***** Information shown
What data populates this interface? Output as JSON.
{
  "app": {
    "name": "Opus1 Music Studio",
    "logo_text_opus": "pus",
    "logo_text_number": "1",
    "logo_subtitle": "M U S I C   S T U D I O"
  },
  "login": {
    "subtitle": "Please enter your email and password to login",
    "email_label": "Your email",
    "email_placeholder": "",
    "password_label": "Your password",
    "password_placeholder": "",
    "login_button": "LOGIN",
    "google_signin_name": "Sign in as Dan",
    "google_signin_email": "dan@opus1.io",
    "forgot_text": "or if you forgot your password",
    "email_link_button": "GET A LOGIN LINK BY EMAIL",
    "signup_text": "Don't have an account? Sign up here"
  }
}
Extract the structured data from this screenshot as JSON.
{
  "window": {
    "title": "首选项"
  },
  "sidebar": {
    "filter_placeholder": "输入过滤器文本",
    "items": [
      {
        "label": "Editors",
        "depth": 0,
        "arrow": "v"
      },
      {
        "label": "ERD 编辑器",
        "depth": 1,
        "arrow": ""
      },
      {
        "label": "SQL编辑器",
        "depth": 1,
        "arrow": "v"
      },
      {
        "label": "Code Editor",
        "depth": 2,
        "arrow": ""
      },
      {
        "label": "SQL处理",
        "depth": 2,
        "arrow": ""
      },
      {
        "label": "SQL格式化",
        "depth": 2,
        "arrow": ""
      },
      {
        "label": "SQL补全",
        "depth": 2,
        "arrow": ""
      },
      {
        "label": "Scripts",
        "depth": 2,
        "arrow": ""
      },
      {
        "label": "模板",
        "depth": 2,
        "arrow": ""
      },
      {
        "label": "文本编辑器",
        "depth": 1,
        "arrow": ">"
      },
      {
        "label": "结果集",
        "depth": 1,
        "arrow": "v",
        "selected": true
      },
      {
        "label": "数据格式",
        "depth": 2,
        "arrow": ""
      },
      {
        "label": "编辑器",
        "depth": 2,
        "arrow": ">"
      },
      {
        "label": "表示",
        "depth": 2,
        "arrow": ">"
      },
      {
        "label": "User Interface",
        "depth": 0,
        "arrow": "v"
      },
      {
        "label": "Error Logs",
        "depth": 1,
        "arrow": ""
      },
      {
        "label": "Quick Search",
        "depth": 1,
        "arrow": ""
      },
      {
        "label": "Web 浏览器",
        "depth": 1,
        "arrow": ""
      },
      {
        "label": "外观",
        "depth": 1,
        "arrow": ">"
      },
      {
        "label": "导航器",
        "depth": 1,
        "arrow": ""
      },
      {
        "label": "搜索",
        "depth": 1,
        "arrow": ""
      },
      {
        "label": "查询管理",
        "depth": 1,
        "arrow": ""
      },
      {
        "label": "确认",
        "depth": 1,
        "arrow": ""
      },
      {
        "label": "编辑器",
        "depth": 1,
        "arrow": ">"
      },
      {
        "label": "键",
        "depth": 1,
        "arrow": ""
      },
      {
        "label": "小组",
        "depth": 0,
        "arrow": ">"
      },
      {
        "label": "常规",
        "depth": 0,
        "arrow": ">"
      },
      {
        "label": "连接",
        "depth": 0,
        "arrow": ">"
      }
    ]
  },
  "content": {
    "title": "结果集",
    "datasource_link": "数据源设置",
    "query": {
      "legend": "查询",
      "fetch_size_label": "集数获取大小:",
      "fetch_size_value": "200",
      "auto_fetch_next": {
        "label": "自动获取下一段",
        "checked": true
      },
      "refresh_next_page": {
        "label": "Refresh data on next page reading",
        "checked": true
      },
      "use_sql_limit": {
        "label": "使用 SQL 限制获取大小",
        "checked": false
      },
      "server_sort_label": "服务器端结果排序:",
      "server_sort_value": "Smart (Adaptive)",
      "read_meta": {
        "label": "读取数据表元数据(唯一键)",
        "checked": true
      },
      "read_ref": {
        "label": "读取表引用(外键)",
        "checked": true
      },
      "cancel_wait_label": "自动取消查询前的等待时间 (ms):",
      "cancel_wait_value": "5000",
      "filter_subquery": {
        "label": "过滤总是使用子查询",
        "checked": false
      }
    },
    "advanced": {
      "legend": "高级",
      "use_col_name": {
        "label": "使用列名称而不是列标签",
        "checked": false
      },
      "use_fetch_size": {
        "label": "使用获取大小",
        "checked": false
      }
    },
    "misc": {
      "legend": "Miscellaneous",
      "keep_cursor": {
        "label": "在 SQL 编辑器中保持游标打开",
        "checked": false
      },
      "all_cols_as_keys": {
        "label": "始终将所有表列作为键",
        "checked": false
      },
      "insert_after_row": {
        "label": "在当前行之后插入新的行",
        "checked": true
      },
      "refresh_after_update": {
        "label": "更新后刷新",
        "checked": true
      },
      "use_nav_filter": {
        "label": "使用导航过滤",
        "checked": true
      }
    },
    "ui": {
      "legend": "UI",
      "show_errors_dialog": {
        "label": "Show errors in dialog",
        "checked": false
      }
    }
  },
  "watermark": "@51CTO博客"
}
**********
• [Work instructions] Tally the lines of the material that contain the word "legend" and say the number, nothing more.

• [Task output] 4